Activity - Restate, word for word, every line of the data.
Top of Supplied information
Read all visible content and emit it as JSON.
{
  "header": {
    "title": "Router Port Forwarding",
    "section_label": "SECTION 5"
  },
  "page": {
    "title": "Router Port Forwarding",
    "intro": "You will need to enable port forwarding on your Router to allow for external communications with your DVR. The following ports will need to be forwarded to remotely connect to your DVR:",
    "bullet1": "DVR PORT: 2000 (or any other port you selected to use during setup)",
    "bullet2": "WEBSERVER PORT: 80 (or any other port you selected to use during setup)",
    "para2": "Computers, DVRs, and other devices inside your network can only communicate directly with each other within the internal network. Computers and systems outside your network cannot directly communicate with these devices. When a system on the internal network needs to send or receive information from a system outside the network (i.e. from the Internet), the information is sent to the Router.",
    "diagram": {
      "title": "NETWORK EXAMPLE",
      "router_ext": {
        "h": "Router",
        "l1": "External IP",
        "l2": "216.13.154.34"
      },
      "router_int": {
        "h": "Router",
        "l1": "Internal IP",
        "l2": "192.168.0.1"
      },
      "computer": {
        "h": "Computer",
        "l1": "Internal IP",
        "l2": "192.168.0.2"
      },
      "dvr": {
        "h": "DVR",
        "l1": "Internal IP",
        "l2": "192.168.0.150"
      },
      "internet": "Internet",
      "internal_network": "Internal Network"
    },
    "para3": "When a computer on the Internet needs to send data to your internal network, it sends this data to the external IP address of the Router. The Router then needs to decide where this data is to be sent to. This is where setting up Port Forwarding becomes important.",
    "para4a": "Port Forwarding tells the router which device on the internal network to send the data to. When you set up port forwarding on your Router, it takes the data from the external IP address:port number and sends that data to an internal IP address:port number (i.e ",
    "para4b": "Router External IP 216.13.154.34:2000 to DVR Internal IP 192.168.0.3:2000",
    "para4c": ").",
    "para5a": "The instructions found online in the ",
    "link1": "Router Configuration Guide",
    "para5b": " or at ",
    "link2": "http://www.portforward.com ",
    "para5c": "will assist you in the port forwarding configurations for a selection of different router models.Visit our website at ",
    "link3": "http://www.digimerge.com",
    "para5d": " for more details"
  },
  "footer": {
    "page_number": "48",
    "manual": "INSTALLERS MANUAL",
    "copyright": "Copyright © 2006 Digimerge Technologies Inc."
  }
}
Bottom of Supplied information
Solved exercise -
Read all visible content and emit it as JSON.
{
  "header": {
    "title": "Router Port Forwarding",
    "section_label": "SECTION 5"
  },
  "page": {
    "title": "Router Port Forwarding",
    "intro": "You will need to enable port forwarding on your Router to allow for external communications with your DVR. The following ports will need to be forwarded to remotely connect to your DVR:",
    "bullet1": "DVR PORT: 2000 (or any other port you selected to use during setup)",
    "bullet2": "WEBSERVER PORT: 80 (or any other port you selected to use during setup)",
    "para2": "Computers, DVRs, and other devices inside your network can only communicate directly with each other within the internal network. Computers and systems outside your network cannot directly communicate with these devices. When a system on the internal network needs to send or receive information from a system outside the network (i.e. from the Internet), the information is sent to the Router.",
    "diagram": {
      "title": "NETWORK EXAMPLE",
      "router_ext": {
        "h": "Router",
        "l1": "External IP",
        "l2": "216.13.154.34"
      },
      "router_int": {
        "h": "Router",
        "l1": "Internal IP",
        "l2": "192.168.0.1"
      },
      "computer": {
        "h": "Computer",
        "l1": "Internal IP",
        "l2": "192.168.0.2"
      },
      "dvr": {
        "h": "DVR",
        "l1": "Internal IP",
        "l2": "192.168.0.150"
      },
      "internet": "Internet",
      "internal_network": "Internal Network"
    },
    "para3": "When a computer on the Internet needs to send data to your internal network, it sends this data to the external IP address of the Router. The Router then needs to decide where this data is to be sent to. This is where setting up Port Forwarding becomes important.",
    "para4a": "Port Forwarding tells the router which device on the internal network to send the data to. When you set up port forwarding on your Router, it takes the data from the external IP address:port number and sends that data to an internal IP address:port number (i.e ",
    "para4b": "Router External IP 216.13.154.34:2000 to DVR Internal IP 192.168.0.3:2000",
    "para4c": ").",
    "para5a": "The instructions found online in the ",
    "link1": "Router Configuration Guide",
    "para5b": " or at ",
    "link2": "http://www.portforward.com ",
    "para5c": "will assist you in the port forwarding configurations for a selection of different router models.Visit our website at ",
    "link3": "http://www.digimerge.com",
    "para5d": " for more details"
  },
  "footer": {
    "page_number": "48",
    "manual": "INSTALLERS MANUAL",
    "copyright": "Copyright © 2006 Digimerge Technologies Inc."
  }
}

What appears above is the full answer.